=== Aim of the exercise ===
Repeat the data word for word and skip the pictures.

=== Study material ===
• • • •

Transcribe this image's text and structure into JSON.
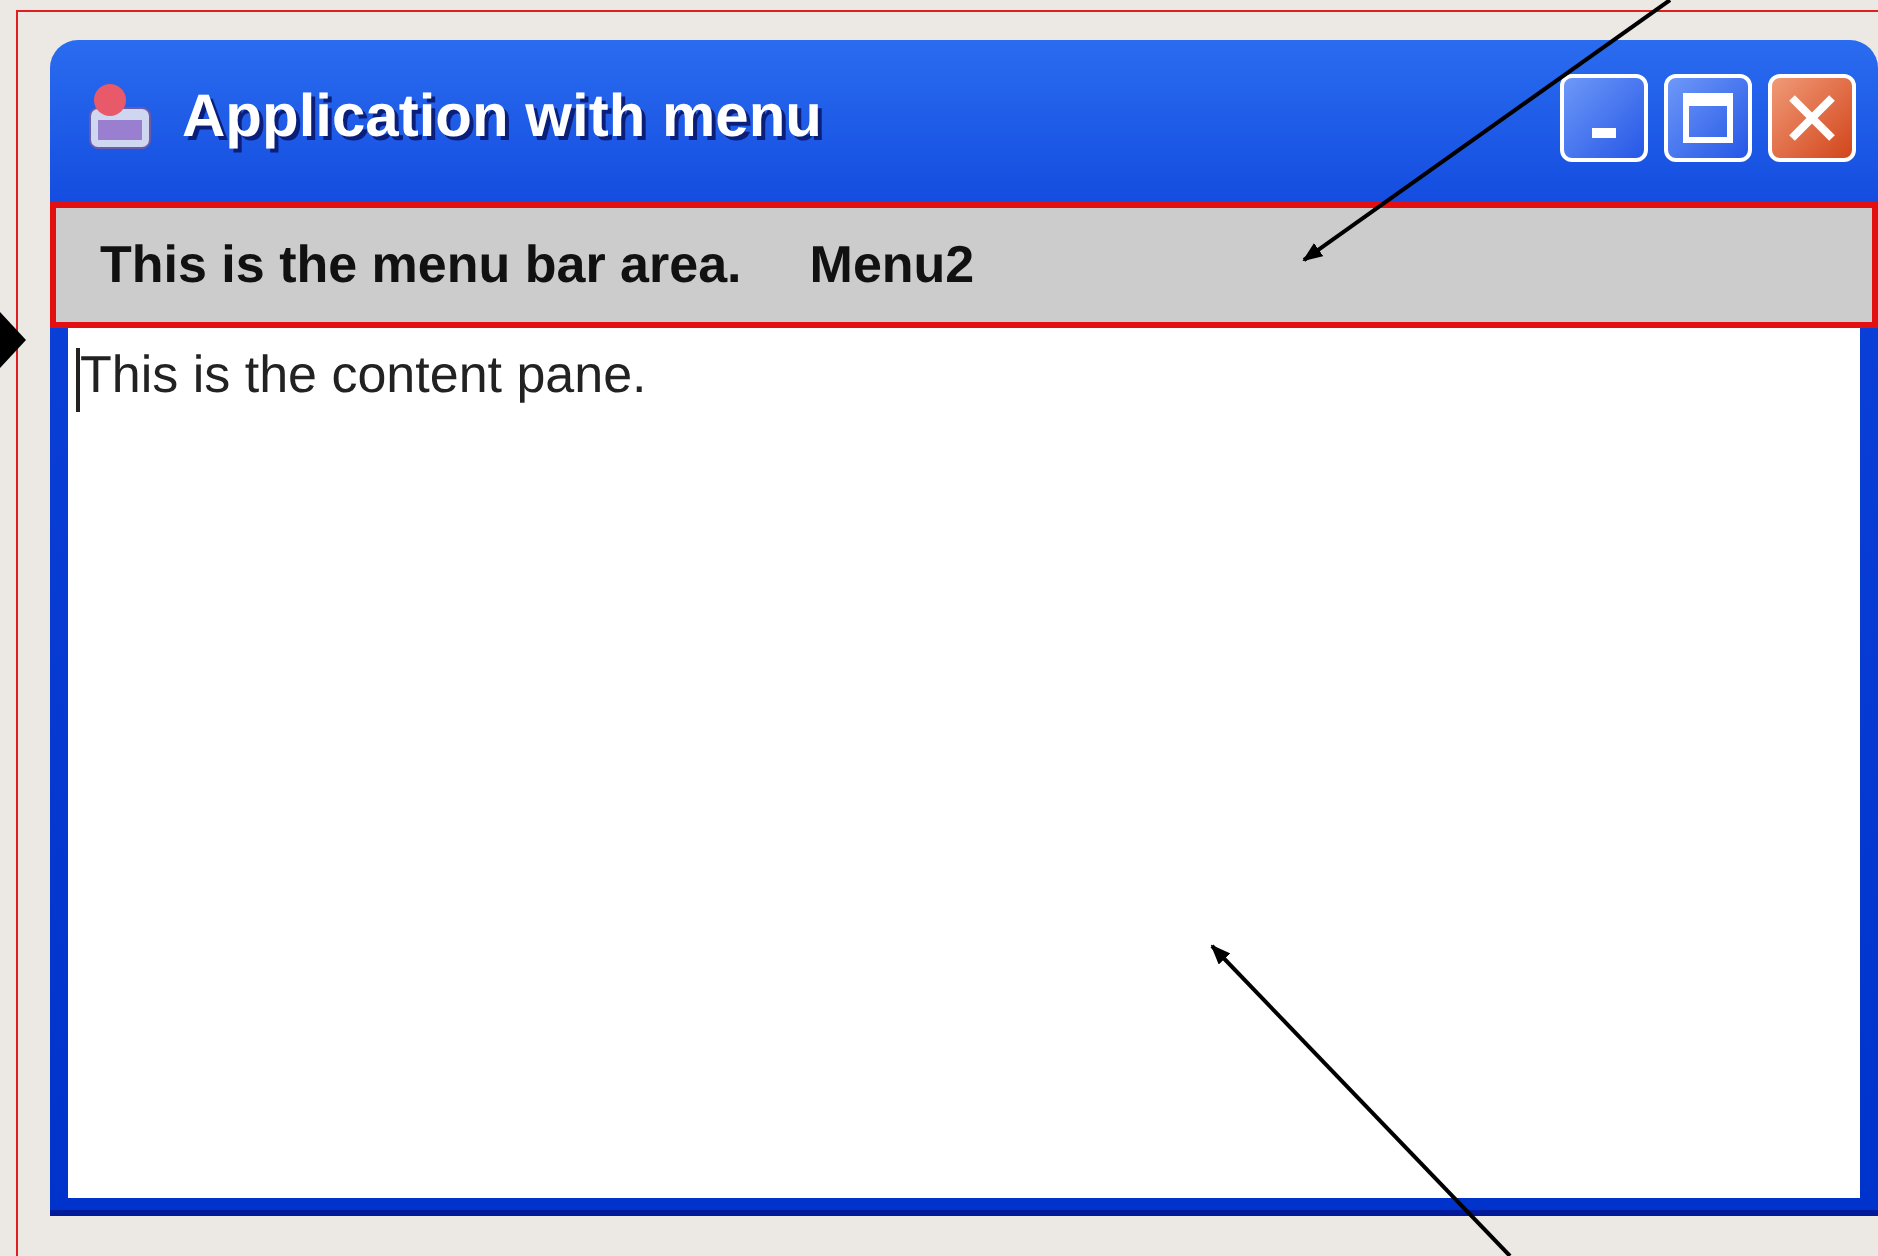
{
  "window": {
    "title": "Application with menu"
  },
  "menu_bar": {
    "items": [
      "This is the menu bar area.",
      "Menu2"
    ]
  },
  "content_pane": {
    "text": "This is the content pane."
  }
}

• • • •

=== Solution to the exercise ===
Transcribe this image's text and structure into JSON.
{
  "window": {
    "title": "Application with menu"
  },
  "menu_bar": {
    "items": [
      "This is the menu bar area.",
      "Menu2"
    ]
  },
  "content_pane": {
    "text": "This is the content pane."
  }
}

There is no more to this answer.